> _Task description_
Take each line in the entries below that holds "support" and show it.

(Entries from a dataset of interfaces)
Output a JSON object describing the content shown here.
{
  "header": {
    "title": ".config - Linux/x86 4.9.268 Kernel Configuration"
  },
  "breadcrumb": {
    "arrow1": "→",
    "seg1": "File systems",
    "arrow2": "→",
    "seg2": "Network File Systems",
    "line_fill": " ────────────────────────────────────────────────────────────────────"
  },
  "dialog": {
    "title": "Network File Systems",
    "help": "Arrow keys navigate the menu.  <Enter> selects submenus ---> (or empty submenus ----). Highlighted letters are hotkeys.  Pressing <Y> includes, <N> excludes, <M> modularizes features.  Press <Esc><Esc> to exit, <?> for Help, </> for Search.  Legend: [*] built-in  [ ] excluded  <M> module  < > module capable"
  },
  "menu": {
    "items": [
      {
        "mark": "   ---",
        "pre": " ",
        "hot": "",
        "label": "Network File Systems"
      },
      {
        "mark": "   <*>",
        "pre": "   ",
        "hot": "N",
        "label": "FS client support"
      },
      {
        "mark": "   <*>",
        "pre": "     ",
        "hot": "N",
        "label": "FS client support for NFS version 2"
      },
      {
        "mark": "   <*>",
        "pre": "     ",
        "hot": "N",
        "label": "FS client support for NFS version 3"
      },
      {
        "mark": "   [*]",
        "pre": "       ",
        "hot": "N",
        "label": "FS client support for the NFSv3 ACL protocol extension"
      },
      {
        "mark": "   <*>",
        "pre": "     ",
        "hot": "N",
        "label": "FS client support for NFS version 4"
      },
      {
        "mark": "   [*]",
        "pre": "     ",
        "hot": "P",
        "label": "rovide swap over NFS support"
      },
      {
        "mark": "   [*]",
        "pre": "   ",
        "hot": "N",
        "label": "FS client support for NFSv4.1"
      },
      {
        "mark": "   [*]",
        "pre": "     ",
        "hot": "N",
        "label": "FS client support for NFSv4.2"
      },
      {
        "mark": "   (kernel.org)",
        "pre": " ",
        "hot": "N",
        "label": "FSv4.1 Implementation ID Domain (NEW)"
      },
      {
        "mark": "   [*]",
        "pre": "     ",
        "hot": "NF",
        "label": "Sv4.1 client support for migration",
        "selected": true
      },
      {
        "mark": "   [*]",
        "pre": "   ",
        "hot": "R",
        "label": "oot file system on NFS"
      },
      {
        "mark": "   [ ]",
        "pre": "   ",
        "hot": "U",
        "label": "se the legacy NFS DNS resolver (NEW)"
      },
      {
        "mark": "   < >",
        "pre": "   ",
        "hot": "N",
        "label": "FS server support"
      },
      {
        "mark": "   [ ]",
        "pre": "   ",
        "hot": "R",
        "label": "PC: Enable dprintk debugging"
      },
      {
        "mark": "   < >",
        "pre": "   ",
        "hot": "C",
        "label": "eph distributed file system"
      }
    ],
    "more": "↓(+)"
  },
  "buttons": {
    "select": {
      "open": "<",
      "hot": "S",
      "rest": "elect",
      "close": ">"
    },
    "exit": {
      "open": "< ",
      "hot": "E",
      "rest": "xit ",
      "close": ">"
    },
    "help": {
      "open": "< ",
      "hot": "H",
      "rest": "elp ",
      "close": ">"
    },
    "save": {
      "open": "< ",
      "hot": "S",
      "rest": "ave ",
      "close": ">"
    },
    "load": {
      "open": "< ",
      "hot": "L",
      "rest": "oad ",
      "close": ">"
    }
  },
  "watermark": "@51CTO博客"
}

> _Completed task_
        "label": "FS client support"
        "label": "FS client support for NFS version 2"
        "label": "FS client support for NFS version 3"
        "label": "FS client support for the NFSv3 ACL protocol extension"
        "label": "FS client support for NFS version 4"
        "label": "rovide swap over NFS support"
        "label": "FS client support for NFSv4.1"
        "label": "FS client support for NFSv4.2"
        "label": "Sv4.1 client support for migration",
        "label": "FS server support"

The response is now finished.